EXERCISE INSTRUCTIONS: The entries must be restated exactly as written.

SUPPLIED RECORDS:
========================================================================
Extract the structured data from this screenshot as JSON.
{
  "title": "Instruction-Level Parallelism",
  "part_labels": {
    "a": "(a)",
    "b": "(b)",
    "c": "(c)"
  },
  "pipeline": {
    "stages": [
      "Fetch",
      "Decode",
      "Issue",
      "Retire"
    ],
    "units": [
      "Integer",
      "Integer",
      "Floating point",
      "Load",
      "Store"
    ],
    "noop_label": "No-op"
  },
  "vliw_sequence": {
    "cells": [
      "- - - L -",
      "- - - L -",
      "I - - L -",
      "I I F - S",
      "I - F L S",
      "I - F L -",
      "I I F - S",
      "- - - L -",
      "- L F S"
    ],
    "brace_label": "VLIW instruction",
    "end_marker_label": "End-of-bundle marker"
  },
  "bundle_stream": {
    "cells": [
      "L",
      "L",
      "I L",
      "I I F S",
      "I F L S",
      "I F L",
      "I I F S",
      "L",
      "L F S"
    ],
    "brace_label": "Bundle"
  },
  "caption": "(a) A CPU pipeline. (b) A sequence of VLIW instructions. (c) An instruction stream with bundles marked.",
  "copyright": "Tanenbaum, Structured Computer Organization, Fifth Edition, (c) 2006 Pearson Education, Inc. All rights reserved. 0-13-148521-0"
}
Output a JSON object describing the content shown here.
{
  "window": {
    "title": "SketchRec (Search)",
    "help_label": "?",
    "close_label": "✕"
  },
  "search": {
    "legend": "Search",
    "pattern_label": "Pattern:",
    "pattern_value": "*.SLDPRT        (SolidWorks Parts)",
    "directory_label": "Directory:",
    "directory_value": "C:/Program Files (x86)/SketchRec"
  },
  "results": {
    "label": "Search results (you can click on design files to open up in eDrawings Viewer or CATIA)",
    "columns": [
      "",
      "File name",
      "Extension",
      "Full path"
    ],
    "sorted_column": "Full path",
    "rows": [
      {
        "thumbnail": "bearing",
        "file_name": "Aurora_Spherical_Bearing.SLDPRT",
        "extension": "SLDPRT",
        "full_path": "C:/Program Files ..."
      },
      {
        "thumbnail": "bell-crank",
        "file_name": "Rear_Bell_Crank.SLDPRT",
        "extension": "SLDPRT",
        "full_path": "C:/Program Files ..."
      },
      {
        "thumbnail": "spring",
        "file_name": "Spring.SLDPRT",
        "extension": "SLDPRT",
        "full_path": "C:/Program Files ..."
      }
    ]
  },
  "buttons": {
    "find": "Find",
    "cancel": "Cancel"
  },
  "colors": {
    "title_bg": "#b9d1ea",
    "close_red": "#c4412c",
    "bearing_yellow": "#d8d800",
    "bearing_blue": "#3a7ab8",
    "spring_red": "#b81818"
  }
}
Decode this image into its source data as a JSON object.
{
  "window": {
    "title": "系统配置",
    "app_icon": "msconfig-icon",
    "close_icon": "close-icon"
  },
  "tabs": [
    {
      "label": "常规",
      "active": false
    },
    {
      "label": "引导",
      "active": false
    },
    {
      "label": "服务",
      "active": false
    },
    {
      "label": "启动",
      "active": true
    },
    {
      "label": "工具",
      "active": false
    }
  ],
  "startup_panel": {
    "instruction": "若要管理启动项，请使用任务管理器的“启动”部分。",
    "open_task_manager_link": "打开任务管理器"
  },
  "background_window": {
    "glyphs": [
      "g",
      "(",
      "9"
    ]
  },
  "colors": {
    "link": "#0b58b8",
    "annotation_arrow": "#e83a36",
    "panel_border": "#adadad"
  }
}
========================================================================
TASK RESPONSE:
Extract the structured data from this screenshot as JSON.
{
  "title": "Instruction-Level Parallelism",
  "part_labels": {
    "a": "(a)",
    "b": "(b)",
    "c": "(c)"
  },
  "pipeline": {
    "stages": [
      "Fetch",
      "Decode",
      "Issue",
      "Retire"
    ],
    "units": [
      "Integer",
      "Integer",
      "Floating point",
      "Load",
      "Store"
    ],
    "noop_label": "No-op"
  },
  "vliw_sequence": {
    "cells": [
      "- - - L -",
      "- - - L -",
      "I - - L -",
      "I I F - S",
      "I - F L S",
      "I - F L -",
      "I I F - S",
      "- - - L -",
      "- L F S"
    ],
    "brace_label": "VLIW instruction",
    "end_marker_label": "End-of-bundle marker"
  },
  "bundle_stream": {
    "cells": [
      "L",
      "L",
      "I L",
      "I I F S",
      "I F L S",
      "I F L",
      "I I F S",
      "L",
      "L F S"
    ],
    "brace_label": "Bundle"
  },
  "caption": "(a) A CPU pipeline. (b) A sequence of VLIW instructions. (c) An instruction stream with bundles marked.",
  "copyright": "Tanenbaum, Structured Computer Organization, Fifth Edition, (c) 2006 Pearson Education, Inc. All rights reserved. 0-13-148521-0"
}
Output a JSON object describing the content shown here.
{
  "window": {
    "title": "SketchRec (Search)",
    "help_label": "?",
    "close_label": "✕"
  },
  "search": {
    "legend": "Search",
    "pattern_label": "Pattern:",
    "pattern_value": "*.SLDPRT        (SolidWorks Parts)",
    "directory_label": "Directory:",
    "directory_value": "C:/Program Files (x86)/SketchRec"
  },
  "results": {
    "label": "Search results (you can click on design files to open up in eDrawings Viewer or CATIA)",
    "columns": [
      "",
      "File name",
      "Extension",
      "Full path"
    ],
    "sorted_column": "Full path",
    "rows": [
      {
        "thumbnail": "bearing",
        "file_name": "Aurora_Spherical_Bearing.SLDPRT",
        "extension": "SLDPRT",
        "full_path": "C:/Program Files ..."
      },
      {
        "thumbnail": "bell-crank",
        "file_name": "Rear_Bell_Crank.SLDPRT",
        "extension": "SLDPRT",
        "full_path": "C:/Program Files ..."
      },
      {
        "thumbnail": "spring",
        "file_name": "Spring.SLDPRT",
        "extension": "SLDPRT",
        "full_path": "C:/Program Files ..."
      }
    ]
  },
  "buttons": {
    "find": "Find",
    "cancel": "Cancel"
  },
  "colors": {
    "title_bg": "#b9d1ea",
    "close_red": "#c4412c",
    "bearing_yellow": "#d8d800",
    "bearing_blue": "#3a7ab8",
    "spring_red": "#b81818"
  }
}
Decode this image into its source data as a JSON object.
{
  "window": {
    "title": "系统配置",
    "app_icon": "msconfig-icon",
    "close_icon": "close-icon"
  },
  "tabs": [
    {
      "label": "常规",
      "active": false
    },
    {
      "label": "引导",
      "active": false
    },
    {
      "label": "服务",
      "active": false
    },
    {
      "label": "启动",
      "active": true
    },
    {
      "label": "工具",
      "active": false
    }
  ],
  "startup_panel": {
    "instruction": "若要管理启动项，请使用任务管理器的“启动”部分。",
    "open_task_manager_link": "打开任务管理器"
  },
  "background_window": {
    "glyphs": [
      "g",
      "(",
      "9"
    ]
  },
  "colors": {
    "link": "#0b58b8",
    "annotation_arrow": "#e83a36",
    "panel_border": "#adadad"
  }
}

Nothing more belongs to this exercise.